▶ _Records_:
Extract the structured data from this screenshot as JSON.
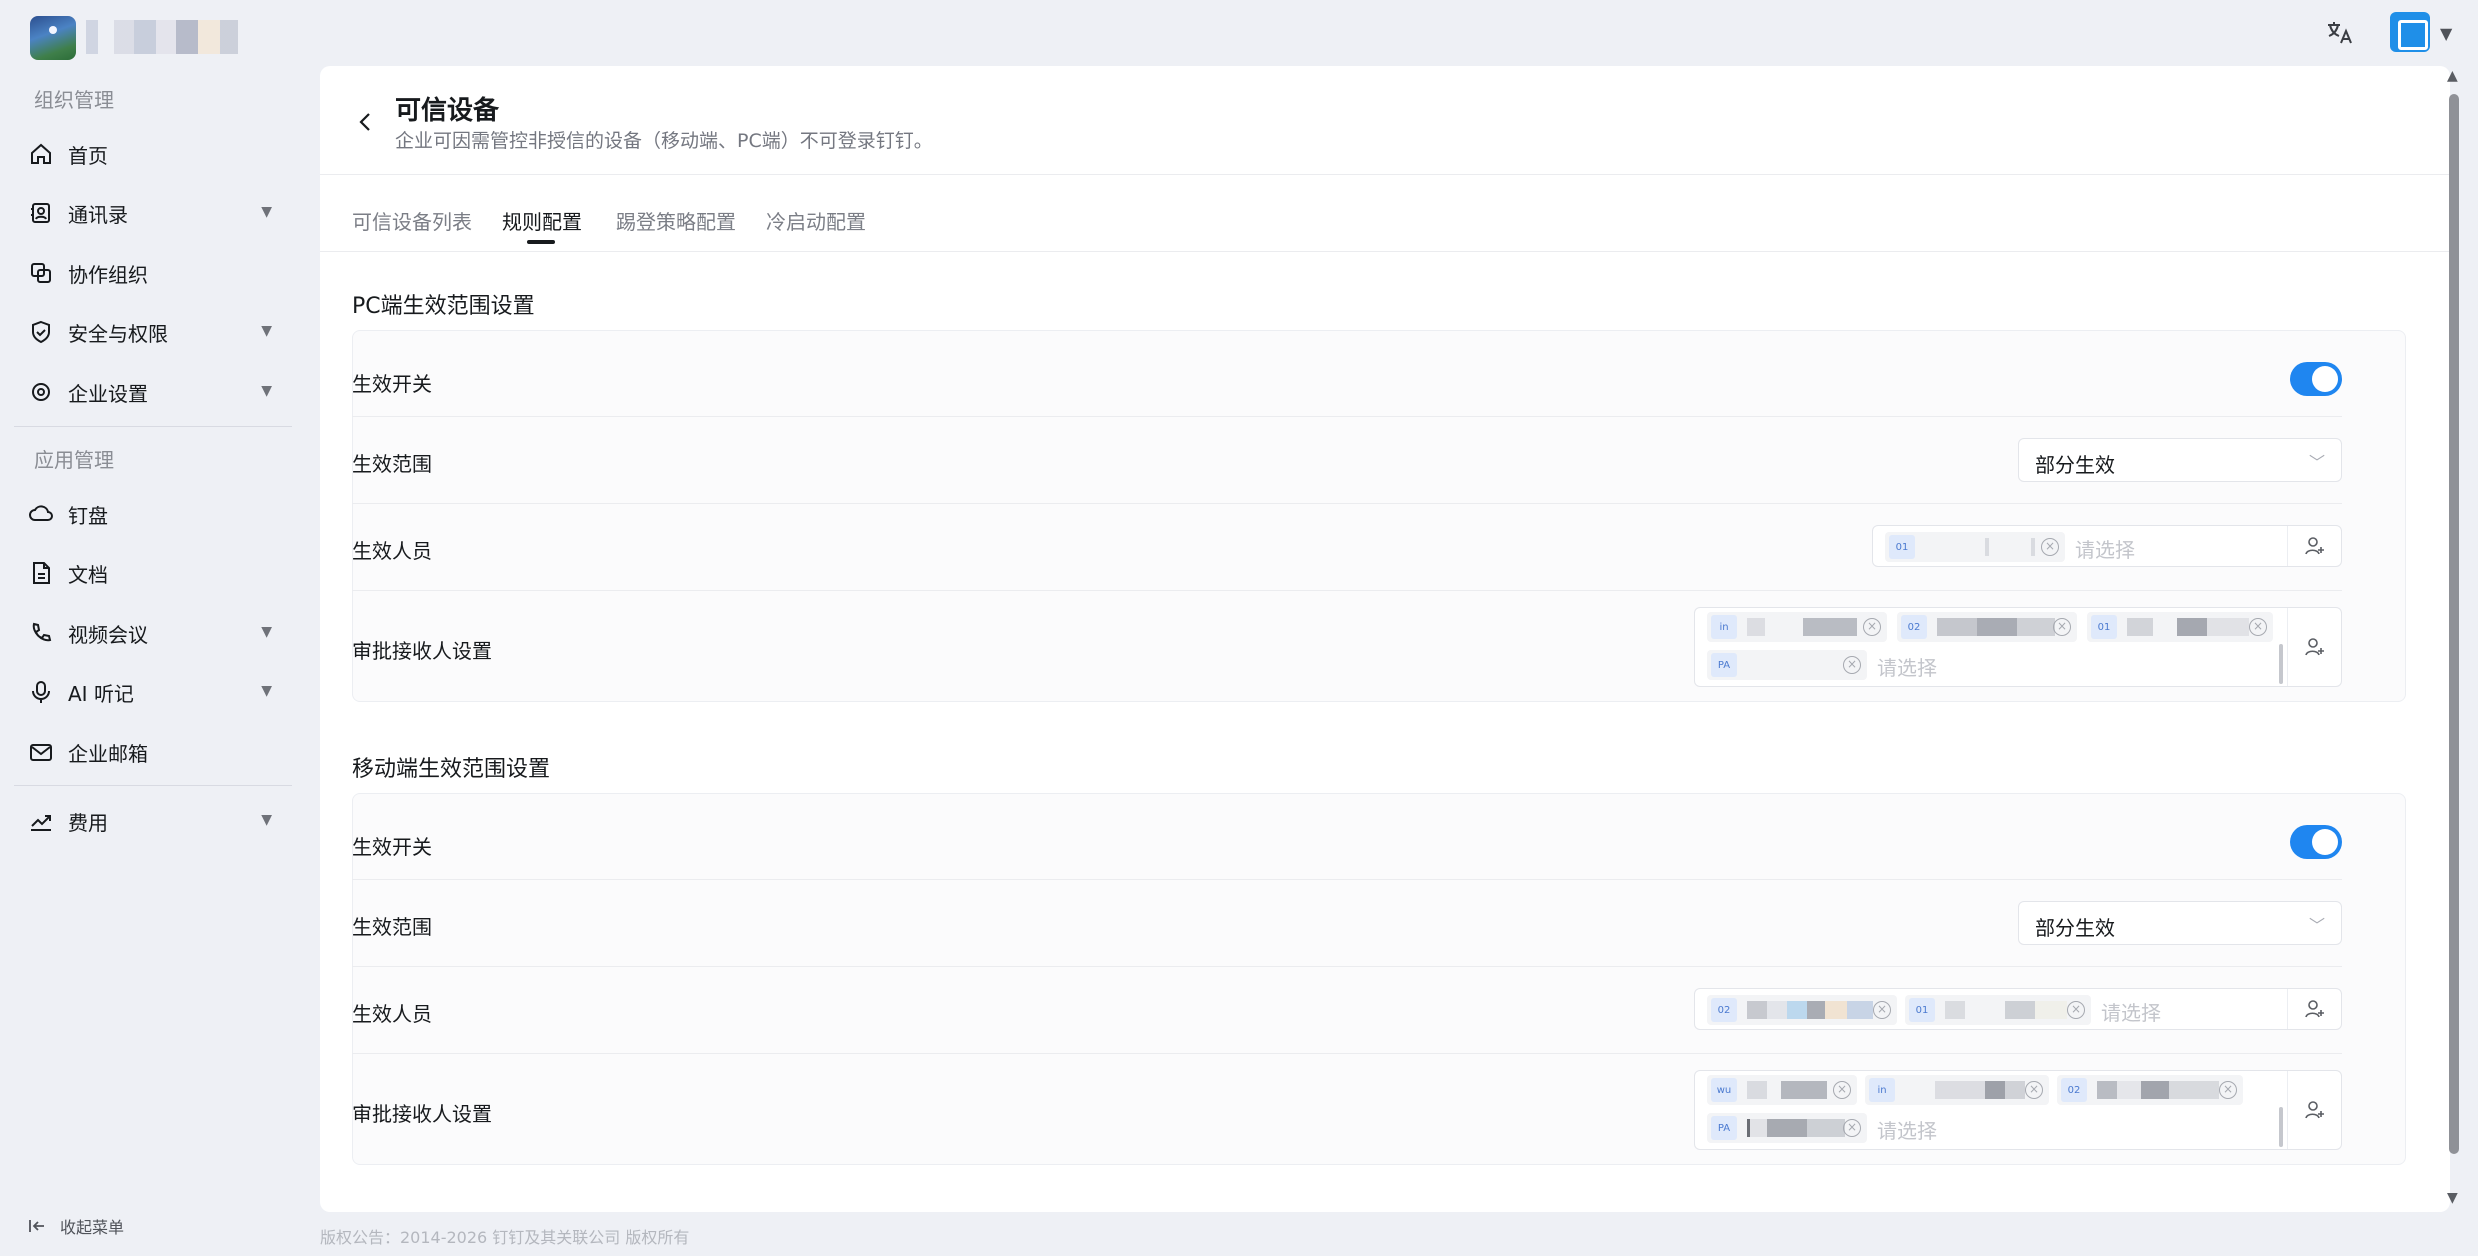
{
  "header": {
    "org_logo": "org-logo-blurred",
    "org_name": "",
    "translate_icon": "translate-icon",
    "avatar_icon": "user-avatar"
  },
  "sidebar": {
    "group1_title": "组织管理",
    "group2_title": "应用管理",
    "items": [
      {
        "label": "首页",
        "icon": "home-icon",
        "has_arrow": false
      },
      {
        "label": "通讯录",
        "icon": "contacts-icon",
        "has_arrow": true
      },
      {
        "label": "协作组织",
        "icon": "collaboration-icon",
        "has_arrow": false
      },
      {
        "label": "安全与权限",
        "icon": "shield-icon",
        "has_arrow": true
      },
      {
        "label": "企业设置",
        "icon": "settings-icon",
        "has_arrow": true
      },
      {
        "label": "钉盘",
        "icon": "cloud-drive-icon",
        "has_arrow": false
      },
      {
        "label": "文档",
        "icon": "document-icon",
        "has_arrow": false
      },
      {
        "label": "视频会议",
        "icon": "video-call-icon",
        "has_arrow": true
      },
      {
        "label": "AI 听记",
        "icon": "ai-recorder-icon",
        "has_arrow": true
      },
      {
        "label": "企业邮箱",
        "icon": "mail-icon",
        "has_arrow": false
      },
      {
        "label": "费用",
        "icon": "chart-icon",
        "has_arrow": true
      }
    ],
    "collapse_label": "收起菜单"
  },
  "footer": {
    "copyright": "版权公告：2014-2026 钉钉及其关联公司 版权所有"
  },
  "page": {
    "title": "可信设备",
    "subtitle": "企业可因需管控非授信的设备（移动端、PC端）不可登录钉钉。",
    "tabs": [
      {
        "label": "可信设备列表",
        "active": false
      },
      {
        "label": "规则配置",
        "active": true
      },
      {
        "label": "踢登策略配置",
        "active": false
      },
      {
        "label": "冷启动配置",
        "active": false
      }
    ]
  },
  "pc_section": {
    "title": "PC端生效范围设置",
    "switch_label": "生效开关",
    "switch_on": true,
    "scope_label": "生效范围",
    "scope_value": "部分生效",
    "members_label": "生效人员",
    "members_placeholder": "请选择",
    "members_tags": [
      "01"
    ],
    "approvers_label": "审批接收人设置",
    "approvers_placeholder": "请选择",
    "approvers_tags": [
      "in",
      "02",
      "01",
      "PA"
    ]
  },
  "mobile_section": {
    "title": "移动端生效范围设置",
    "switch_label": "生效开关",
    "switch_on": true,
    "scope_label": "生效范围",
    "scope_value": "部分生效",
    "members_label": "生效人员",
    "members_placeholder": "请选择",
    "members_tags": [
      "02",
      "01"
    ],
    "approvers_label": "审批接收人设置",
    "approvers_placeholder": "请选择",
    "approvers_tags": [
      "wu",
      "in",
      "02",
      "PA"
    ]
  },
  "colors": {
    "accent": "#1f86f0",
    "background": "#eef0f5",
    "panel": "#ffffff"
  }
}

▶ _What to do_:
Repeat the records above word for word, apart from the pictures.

▶ _Written answer_:
Extract the structured data from this screenshot as JSON.
{
  "header": {
    "org_logo": "org-logo-blurred",
    "org_name": "",
    "translate_icon": "translate-icon",
    "avatar_icon": "user-avatar"
  },
  "sidebar": {
    "group1_title": "组织管理",
    "group2_title": "应用管理",
    "items": [
      {
        "label": "首页",
        "icon": "home-icon",
        "has_arrow": false
      },
      {
        "label": "通讯录",
        "icon": "contacts-icon",
        "has_arrow": true
      },
      {
        "label": "协作组织",
        "icon": "collaboration-icon",
        "has_arrow": false
      },
      {
        "label": "安全与权限",
        "icon": "shield-icon",
        "has_arrow": true
      },
      {
        "label": "企业设置",
        "icon": "settings-icon",
        "has_arrow": true
      },
      {
        "label": "钉盘",
        "icon": "cloud-drive-icon",
        "has_arrow": false
      },
      {
        "label": "文档",
        "icon": "document-icon",
        "has_arrow": false
      },
      {
        "label": "视频会议",
        "icon": "video-call-icon",
        "has_arrow": true
      },
      {
        "label": "AI 听记",
        "icon": "ai-recorder-icon",
        "has_arrow": true
      },
      {
        "label": "企业邮箱",
        "icon": "mail-icon",
        "has_arrow": false
      },
      {
        "label": "费用",
        "icon": "chart-icon",
        "has_arrow": true
      }
    ],
    "collapse_label": "收起菜单"
  },
  "footer": {
    "copyright": "版权公告：2014-2026 钉钉及其关联公司 版权所有"
  },
  "page": {
    "title": "可信设备",
    "subtitle": "企业可因需管控非授信的设备（移动端、PC端）不可登录钉钉。",
    "tabs": [
      {
        "label": "可信设备列表",
        "active": false
      },
      {
        "label": "规则配置",
        "active": true
      },
      {
        "label": "踢登策略配置",
        "active": false
      },
      {
        "label": "冷启动配置",
        "active": false
      }
    ]
  },
  "pc_section": {
    "title": "PC端生效范围设置",
    "switch_label": "生效开关",
    "switch_on": true,
    "scope_label": "生效范围",
    "scope_value": "部分生效",
    "members_label": "生效人员",
    "members_placeholder": "请选择",
    "members_tags": [
      "01"
    ],
    "approvers_label": "审批接收人设置",
    "approvers_placeholder": "请选择",
    "approvers_tags": [
      "in",
      "02",
      "01",
      "PA"
    ]
  },
  "mobile_section": {
    "title": "移动端生效范围设置",
    "switch_label": "生效开关",
    "switch_on": true,
    "scope_label": "生效范围",
    "scope_value": "部分生效",
    "members_label": "生效人员",
    "members_placeholder": "请选择",
    "members_tags": [
      "02",
      "01"
    ],
    "approvers_label": "审批接收人设置",
    "approvers_placeholder": "请选择",
    "approvers_tags": [
      "wu",
      "in",
      "02",
      "PA"
    ]
  },
  "colors": {
    "accent": "#1f86f0",
    "background": "#eef0f5",
    "panel": "#ffffff"
  }
}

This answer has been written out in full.